DATASET CONTENT.
# # # # #

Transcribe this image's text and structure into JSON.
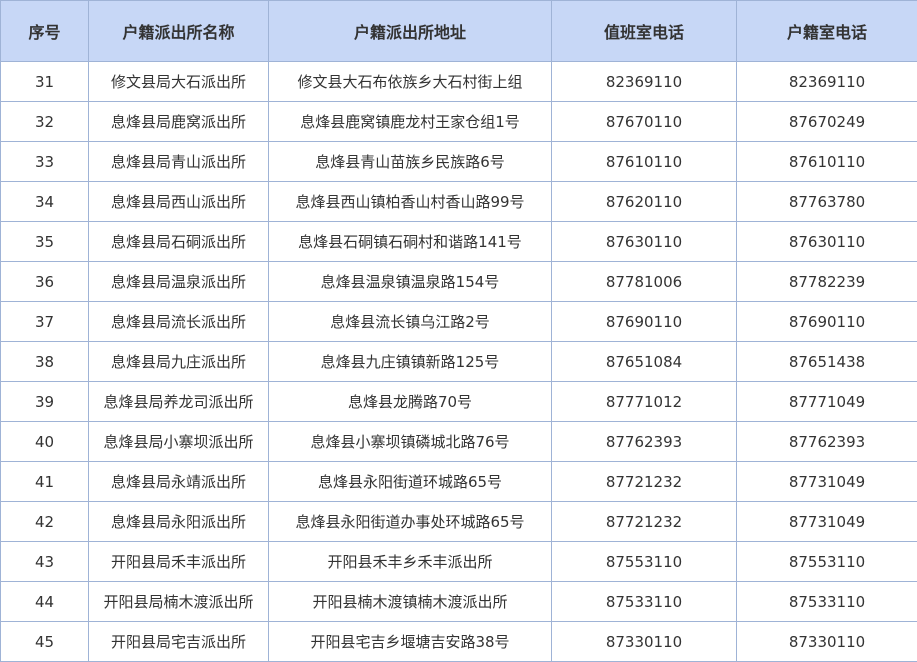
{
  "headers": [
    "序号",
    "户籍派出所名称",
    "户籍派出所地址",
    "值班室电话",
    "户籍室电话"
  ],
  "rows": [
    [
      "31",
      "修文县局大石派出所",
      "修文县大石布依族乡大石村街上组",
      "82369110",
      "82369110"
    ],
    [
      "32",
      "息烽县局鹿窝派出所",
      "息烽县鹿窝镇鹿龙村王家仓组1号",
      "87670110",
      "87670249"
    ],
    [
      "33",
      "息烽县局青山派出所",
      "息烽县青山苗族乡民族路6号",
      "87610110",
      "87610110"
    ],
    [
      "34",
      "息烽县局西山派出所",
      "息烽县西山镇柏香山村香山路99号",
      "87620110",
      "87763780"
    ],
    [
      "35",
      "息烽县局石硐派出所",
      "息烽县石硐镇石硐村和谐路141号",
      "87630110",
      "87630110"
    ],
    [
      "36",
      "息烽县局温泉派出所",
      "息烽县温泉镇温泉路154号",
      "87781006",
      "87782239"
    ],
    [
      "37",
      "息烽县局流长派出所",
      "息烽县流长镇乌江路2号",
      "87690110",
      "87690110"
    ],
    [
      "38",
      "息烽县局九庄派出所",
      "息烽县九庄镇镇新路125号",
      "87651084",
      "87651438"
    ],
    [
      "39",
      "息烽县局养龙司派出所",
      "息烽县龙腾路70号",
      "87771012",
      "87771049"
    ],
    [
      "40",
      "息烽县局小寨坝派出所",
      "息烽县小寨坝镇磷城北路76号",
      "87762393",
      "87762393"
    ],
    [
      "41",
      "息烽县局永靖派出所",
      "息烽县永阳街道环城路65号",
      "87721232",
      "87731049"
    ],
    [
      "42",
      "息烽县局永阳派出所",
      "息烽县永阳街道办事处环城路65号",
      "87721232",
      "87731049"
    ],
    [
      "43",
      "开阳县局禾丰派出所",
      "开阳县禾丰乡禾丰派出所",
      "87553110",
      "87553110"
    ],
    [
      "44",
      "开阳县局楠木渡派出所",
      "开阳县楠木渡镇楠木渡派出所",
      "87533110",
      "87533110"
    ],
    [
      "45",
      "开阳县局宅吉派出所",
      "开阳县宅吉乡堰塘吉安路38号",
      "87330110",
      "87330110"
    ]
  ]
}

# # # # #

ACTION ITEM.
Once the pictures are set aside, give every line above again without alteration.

EXPECTED ANSWER.
Transcribe this image's text and structure into JSON.
{
  "headers": [
    "序号",
    "户籍派出所名称",
    "户籍派出所地址",
    "值班室电话",
    "户籍室电话"
  ],
  "rows": [
    [
      "31",
      "修文县局大石派出所",
      "修文县大石布依族乡大石村街上组",
      "82369110",
      "82369110"
    ],
    [
      "32",
      "息烽县局鹿窝派出所",
      "息烽县鹿窝镇鹿龙村王家仓组1号",
      "87670110",
      "87670249"
    ],
    [
      "33",
      "息烽县局青山派出所",
      "息烽县青山苗族乡民族路6号",
      "87610110",
      "87610110"
    ],
    [
      "34",
      "息烽县局西山派出所",
      "息烽县西山镇柏香山村香山路99号",
      "87620110",
      "87763780"
    ],
    [
      "35",
      "息烽县局石硐派出所",
      "息烽县石硐镇石硐村和谐路141号",
      "87630110",
      "87630110"
    ],
    [
      "36",
      "息烽县局温泉派出所",
      "息烽县温泉镇温泉路154号",
      "87781006",
      "87782239"
    ],
    [
      "37",
      "息烽县局流长派出所",
      "息烽县流长镇乌江路2号",
      "87690110",
      "87690110"
    ],
    [
      "38",
      "息烽县局九庄派出所",
      "息烽县九庄镇镇新路125号",
      "87651084",
      "87651438"
    ],
    [
      "39",
      "息烽县局养龙司派出所",
      "息烽县龙腾路70号",
      "87771012",
      "87771049"
    ],
    [
      "40",
      "息烽县局小寨坝派出所",
      "息烽县小寨坝镇磷城北路76号",
      "87762393",
      "87762393"
    ],
    [
      "41",
      "息烽县局永靖派出所",
      "息烽县永阳街道环城路65号",
      "87721232",
      "87731049"
    ],
    [
      "42",
      "息烽县局永阳派出所",
      "息烽县永阳街道办事处环城路65号",
      "87721232",
      "87731049"
    ],
    [
      "43",
      "开阳县局禾丰派出所",
      "开阳县禾丰乡禾丰派出所",
      "87553110",
      "87553110"
    ],
    [
      "44",
      "开阳县局楠木渡派出所",
      "开阳县楠木渡镇楠木渡派出所",
      "87533110",
      "87533110"
    ],
    [
      "45",
      "开阳县局宅吉派出所",
      "开阳县宅吉乡堰塘吉安路38号",
      "87330110",
      "87330110"
    ]
  ]
}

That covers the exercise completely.